• DEP’s Rule does not have downstream protection values
– Principal tool of implementation will be the TMDL process
– Essentially:
• Waterbodies are on a three year evaluation cycle for
• If a waterbody segment exceeds its established NNC, then
DEP would assess its biological conditions to determine if it
is in fact impaired for its designated use
• If declared impaired, then a TMDL is established in
conjunction with stakeholders and public participation
• Once a TMDL is established, the BMAP process starts to
determine load allocations
– Critical to growth as it can be a limiting factor
Rule Development is not Over
• EPA is still charged with developing NNC for Coastal Waters and
South Florida Flowing Waters
– EPA has until January 7, 2013, to establish NNC for these waters
• Must propose rule for these waters by May 21, 2012
– DEP has established NNC for some estuaries which were
submitted for EPA approval
– DEP has not developed NNC for South Florida Canals
• Has proposed to retain the narrative standard
– Suspect more lawsuits to follow with promulgation of these NNC
Revised EPA Rule Schedule
Proposed Rule
Final Rule
Phase I Remand
Issues (streams,
DPVs unimpaired
November 30, 2012 August 31, 2013
To Be Determined
Phase II (marine,
estuarine, South
Florida canals)
November 30, 2012 September 30, 2013
To Be Determined
Effective Date,
Phase I Approved
Criteria (Lakes,
Nitrate-Nitrite in
springs, DPVs
impaired lakes)
January 26, 2010

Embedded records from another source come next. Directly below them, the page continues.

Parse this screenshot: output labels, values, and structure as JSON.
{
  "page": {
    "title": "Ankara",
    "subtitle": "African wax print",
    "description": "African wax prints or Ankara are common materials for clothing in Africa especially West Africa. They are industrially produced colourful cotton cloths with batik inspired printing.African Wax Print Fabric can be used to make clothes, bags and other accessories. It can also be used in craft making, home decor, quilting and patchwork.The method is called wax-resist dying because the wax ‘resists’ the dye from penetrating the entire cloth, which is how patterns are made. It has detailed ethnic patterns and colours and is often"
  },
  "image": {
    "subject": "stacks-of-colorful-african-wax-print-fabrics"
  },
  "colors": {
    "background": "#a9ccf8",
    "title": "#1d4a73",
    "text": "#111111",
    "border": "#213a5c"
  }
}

January 6, 2013
December 6, 2010
Effective Date
The Future
• NNC is not going away
• EPA less likely to preempt state processes after
Florida experience

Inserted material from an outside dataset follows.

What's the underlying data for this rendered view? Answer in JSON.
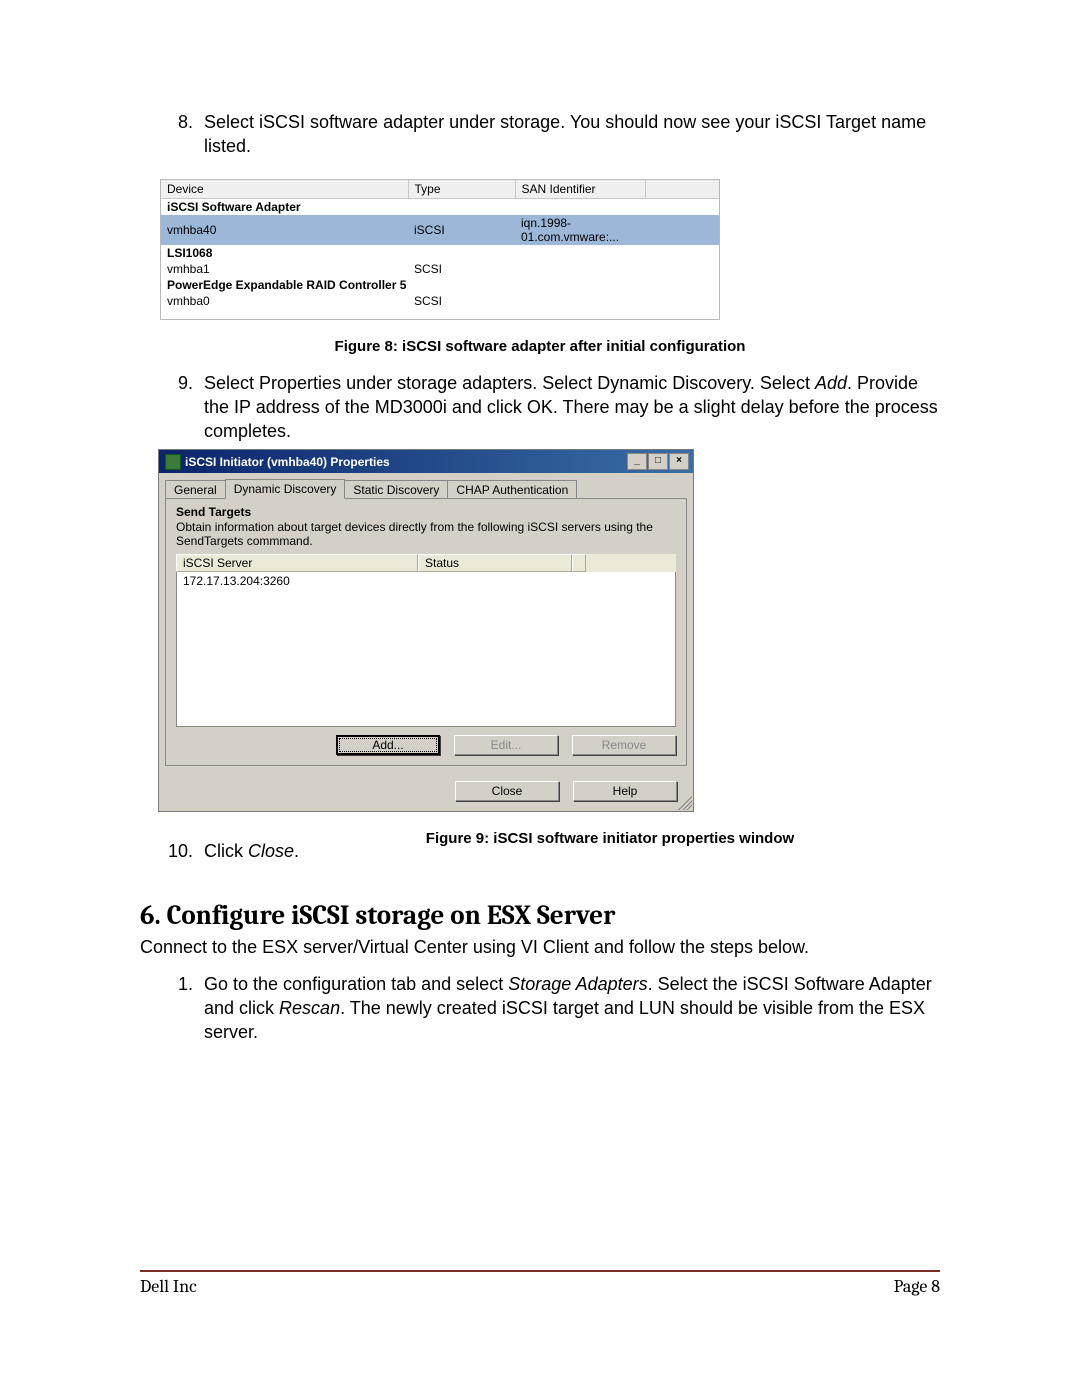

• TMDL’s are the logical tool for implementing
Florida’s TMDL Process
• Sec. 403.067, F.S.
– DEP required to establish priority list and schedule for
development of TMDLs for impaired waters

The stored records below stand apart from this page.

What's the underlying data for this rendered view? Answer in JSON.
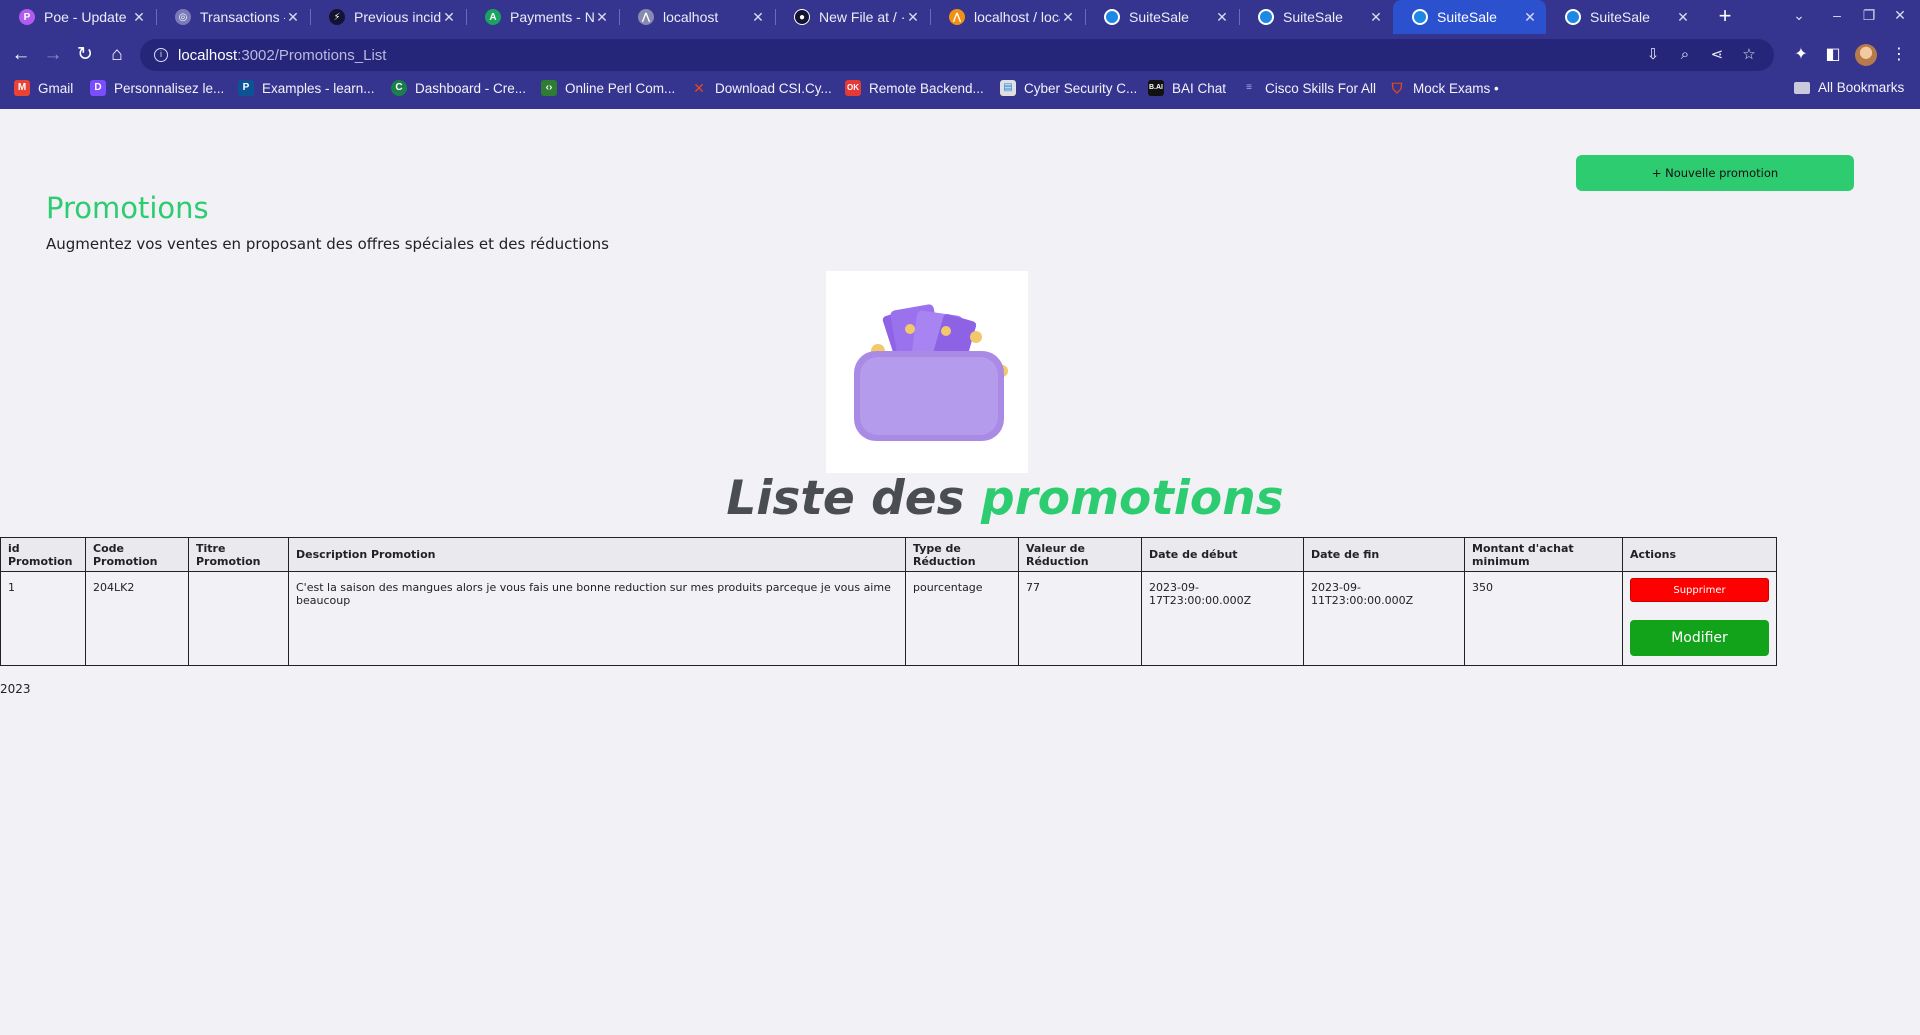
{
  "browser": {
    "tabs": [
      {
        "title": "Poe - Update C",
        "icon": "poe-icon",
        "color": "#b05cf0",
        "glyph": "P"
      },
      {
        "title": "Transactions -",
        "icon": "globe-icon",
        "color": "#7a7ab8",
        "glyph": "◎"
      },
      {
        "title": "Previous incide",
        "icon": "bolt-icon",
        "color": "#141432",
        "glyph": "⚡"
      },
      {
        "title": "Payments - No",
        "icon": "payments-icon",
        "color": "#1aa260",
        "glyph": "A"
      },
      {
        "title": "localhost",
        "icon": "xampp-icon",
        "color": "#8a8ab0",
        "glyph": "⋀"
      },
      {
        "title": "New File at / · S",
        "icon": "github-icon",
        "color": "#141432",
        "glyph": "●"
      },
      {
        "title": "localhost / loca",
        "icon": "phpmyadmin-icon",
        "color": "#f29111",
        "glyph": "⋀"
      },
      {
        "title": "SuiteSale",
        "icon": "suitesale-icon",
        "color": "#1e88e5",
        "glyph": "●"
      },
      {
        "title": "SuiteSale",
        "icon": "suitesale-icon",
        "color": "#1e88e5",
        "glyph": "●"
      },
      {
        "title": "SuiteSale",
        "icon": "suitesale-icon",
        "color": "#1e88e5",
        "glyph": "●",
        "active": true
      },
      {
        "title": "SuiteSale",
        "icon": "suitesale-icon",
        "color": "#1e88e5",
        "glyph": "●"
      }
    ],
    "url_host": "localhost",
    "url_path": ":3002/Promotions_List",
    "bookmarks": [
      {
        "label": "Gmail",
        "icon": "gmail-icon",
        "color": "#ea4335",
        "glyph": "M"
      },
      {
        "label": "Personnalisez le...",
        "icon": "bookmark-d-icon",
        "color": "#7b4dff",
        "glyph": "D"
      },
      {
        "label": "Examples - learn...",
        "icon": "bookmark-p-icon",
        "color": "#0b5394",
        "glyph": "P"
      },
      {
        "label": "Dashboard - Cre...",
        "icon": "bookmark-c-icon",
        "color": "#1b7f4b",
        "glyph": "C"
      },
      {
        "label": "Online Perl Com...",
        "icon": "code-icon",
        "color": "#2e7d32",
        "glyph": "‹›"
      },
      {
        "label": "Download CSI.Cy...",
        "icon": "bookmark-x-icon",
        "color": "#e64a19",
        "glyph": "✕"
      },
      {
        "label": "Remote Backend...",
        "icon": "bookmark-ok-icon",
        "color": "#e53935",
        "glyph": "OK"
      },
      {
        "label": "Cyber Security C...",
        "icon": "bookmark-doc-icon",
        "color": "#e0e0e0",
        "glyph": "▤"
      },
      {
        "label": "BAI Chat",
        "icon": "bai-chat-icon",
        "color": "#111111",
        "glyph": "B"
      },
      {
        "label": "Cisco Skills For All",
        "icon": "cisco-icon",
        "color": "#5e6a9e",
        "glyph": "≡"
      },
      {
        "label": "Mock Exams •",
        "icon": "shield-icon",
        "color": "#e64a19",
        "glyph": "◆"
      }
    ],
    "all_bookmarks": "All Bookmarks"
  },
  "header": {
    "new_button": "+ Nouvelle promotion",
    "title": "Promotions",
    "subtitle": "Augmentez vos ventes en proposant des offres spéciales et des réductions"
  },
  "list": {
    "title_part1": "Liste des ",
    "title_part2": "promotions",
    "columns": [
      "id Promotion",
      "Code Promotion",
      "Titre Promotion",
      "Description Promotion",
      "Type de Réduction",
      "Valeur de Réduction",
      "Date de début",
      "Date de fin",
      "Montant d'achat minimum",
      "Actions"
    ],
    "rows": [
      {
        "id": "1",
        "code": "204LK2",
        "titre": "",
        "description": "C'est la saison des mangues alors je vous fais une bonne reduction sur mes produits parceque je vous aime beaucoup",
        "type": "pourcentage",
        "valeur": "77",
        "date_debut": "2023-09-17T23:00:00.000Z",
        "date_fin": "2023-09-11T23:00:00.000Z",
        "montant_min": "350",
        "delete_label": "Supprimer",
        "edit_label": "Modifier"
      }
    ]
  },
  "footer": {
    "year": "2023"
  },
  "colors": {
    "accent_green": "#2ecc71",
    "delete_red": "#ff0000",
    "edit_green": "#13a31b",
    "chrome_blue": "#35358f"
  }
}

– No TMDL required for waters impaired because of things
other than point or non-point discharges
– TMDL load to be reasonably allocated between point and
non-point sources
Florida’s TMDL Process
• Sec. 403.067, F.S.
– Pollutant trading allowed
– Specific load allocations to be developed through BMAP
– Permits Florida Department of Agriculture to adopt BMPs
and other measures to achieve load reductions allocated
to agricultural sources
– Implementation of BMPs for agriculture provides a
presumption of compliance
Revised EPA Strategy?
June, 2012
• EPA concerned about non-point source nutrient pollution –
particularly agricultural
• Increase “cooperative” efforts with state and local
governments for non-point sources to be addressed by state
and local governments
Be Proactive – Don’t be a
Guinea Pig
For additional information, please contact Wayne Flowers at:
Lewis, Longman & Walker, P.A.
245 Riverside Avenue, Suite 150
Jacksonville, FL 32202
Office: 904-353-6410
Facsimile: 904-353-7619
[email protected]
A copy of this presentation may be found at our website:

Florida`s Experience with Implementation of Numeric Nutrient Criteria